In 2024 the threshold for exclusion will be raised to three stars, with the range of mitigation measures revised in the light of technology changes that may occur between now and then.
LCC welcomes the Mayor’s commitment to the elimination of all fatalities and serious injuries and we support the view that he stated after election:
‘I’m not prepared to stand by and let dangerous lorries continue to cause further heartbreak and tragedy on London’s roads. The evidence is clear – HGVs have been directly involved in over half of cycling fatalities over the last two years, and we must take bold action to make our roads safer for both cyclists and pedestrians.”
Reducing road danger must continue to be a priority for the Mayor. The consultation document states that 50 – 60% of HGVs on the road do not currently meet the one star level of the TfL direct vison standard. This must change and operators must be incentivised to upgrade their vehicles by local authority contracts that specify the use of only the safest lorries, as well as by the kind of regulation proposed in this new consultation. Allowing vehicles with restricted vision to be used on London roads, provided they have specific mitigation measures, can only be a short–term policy while all operators switch to fundamentally safer models.
In both the refuse and the airport industries lorries with wide panoramic vision and next to no ‘blind spots’ are the norm – the same safety standards need to apply in urban streets.
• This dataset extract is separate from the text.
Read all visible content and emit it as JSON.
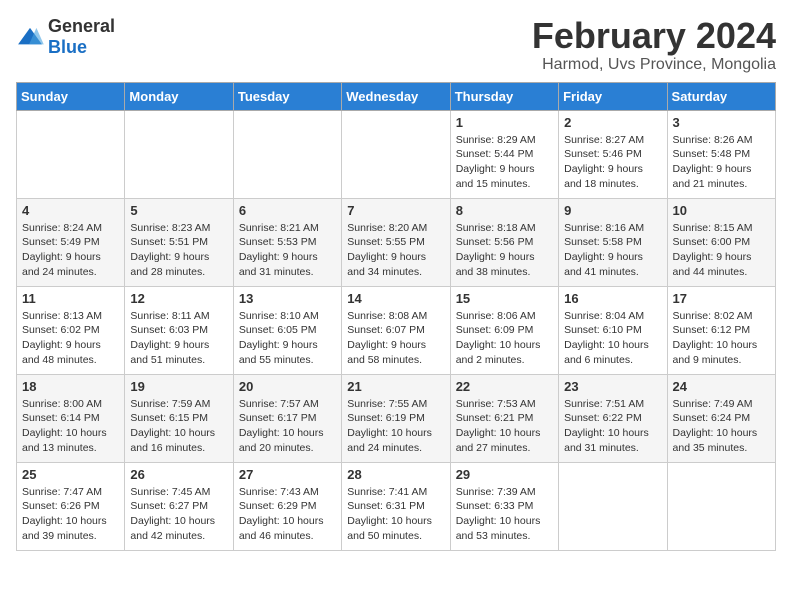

Companies like Dennis-Eagle and Mercedes have already developed five-star graded HGV cabs, previously limited to refuse collection and airside use, for various construction and delivery uses.
It is welcome that the proposed permit system in the Mayoral consultation will identify the current direct vision rating of every HGV. The Mayor must stick to his commitment ensure that “the most dangerous zero star-rated lorries are removed from our roads completely by 2020.”